* [EXERCISE PROMPT]: Only the text of the records, copied exactly, is wanted; no pictures.

* [EXTRACTED ENTRIES]:
------------------------------------------------------------

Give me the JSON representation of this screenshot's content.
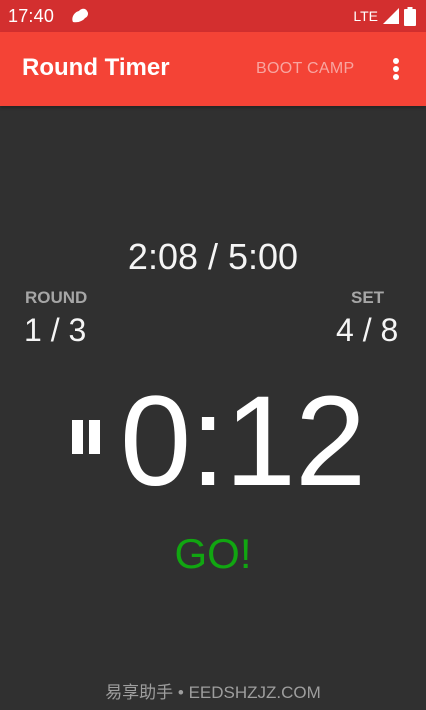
{
  "status_bar": {
    "time": "17:40",
    "network": "LTE",
    "icons": [
      "app-notification-icon",
      "signal-icon",
      "battery-icon"
    ]
  },
  "app_bar": {
    "title": "Round Timer",
    "preset_button": "BOOT CAMP",
    "menu_icon": "overflow-menu-icon"
  },
  "timer": {
    "total_time": "2:08 / 5:00",
    "round_label": "ROUND",
    "round_value": "1 / 3",
    "set_label": "SET",
    "set_value": "4 / 8",
    "countdown": "0:12",
    "phase": "GO!",
    "pause_icon": "pause-icon"
  },
  "watermark": "易享助手 • EEDSHZJZ.COM",
  "colors": {
    "status_bar": "#d32f2f",
    "app_bar": "#f44336",
    "background": "#303030",
    "phase_text": "#11a611",
    "preset_text": "#f8a5a0"
  }
}
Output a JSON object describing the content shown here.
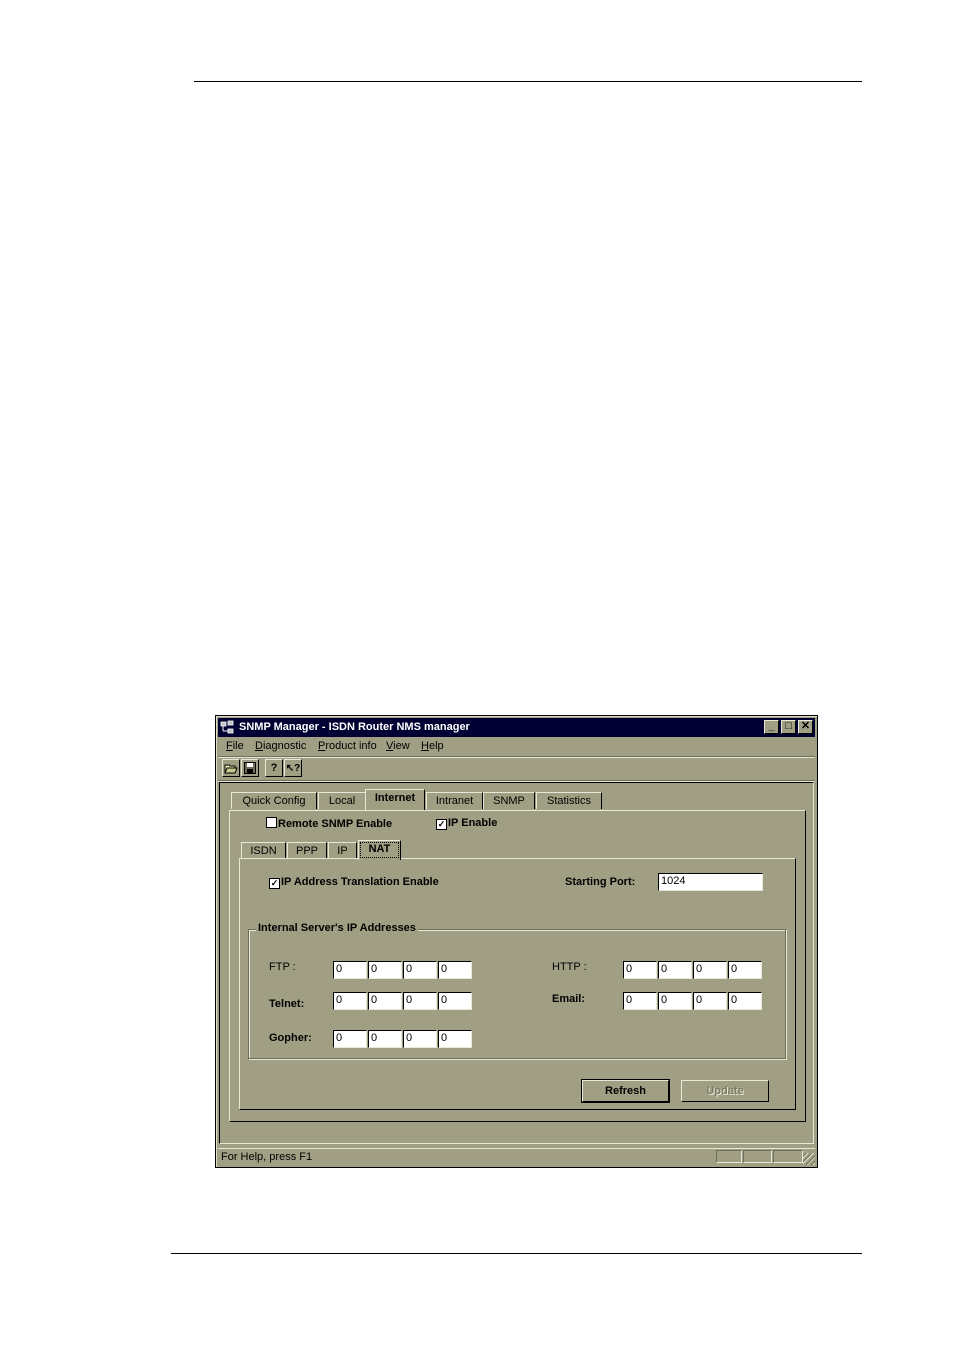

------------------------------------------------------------

* [REPLY]:
Give me the JSON representation of this screenshot's content.
{
  "status_bar": {
    "time": "17:40",
    "network": "LTE",
    "icons": [
      "app-notification-icon",
      "signal-icon",
      "battery-icon"
    ]
  },
  "app_bar": {
    "title": "Round Timer",
    "preset_button": "BOOT CAMP",
    "menu_icon": "overflow-menu-icon"
  },
  "timer": {
    "total_time": "2:08 / 5:00",
    "round_label": "ROUND",
    "round_value": "1 / 3",
    "set_label": "SET",
    "set_value": "4 / 8",
    "countdown": "0:12",
    "phase": "GO!",
    "pause_icon": "pause-icon"
  },
  "watermark": "易享助手 • EEDSHZJZ.COM",
  "colors": {
    "status_bar": "#d32f2f",
    "app_bar": "#f44336",
    "background": "#303030",
    "phase_text": "#11a611",
    "preset_text": "#f8a5a0"
  }
}
Output a JSON object describing the content shown here.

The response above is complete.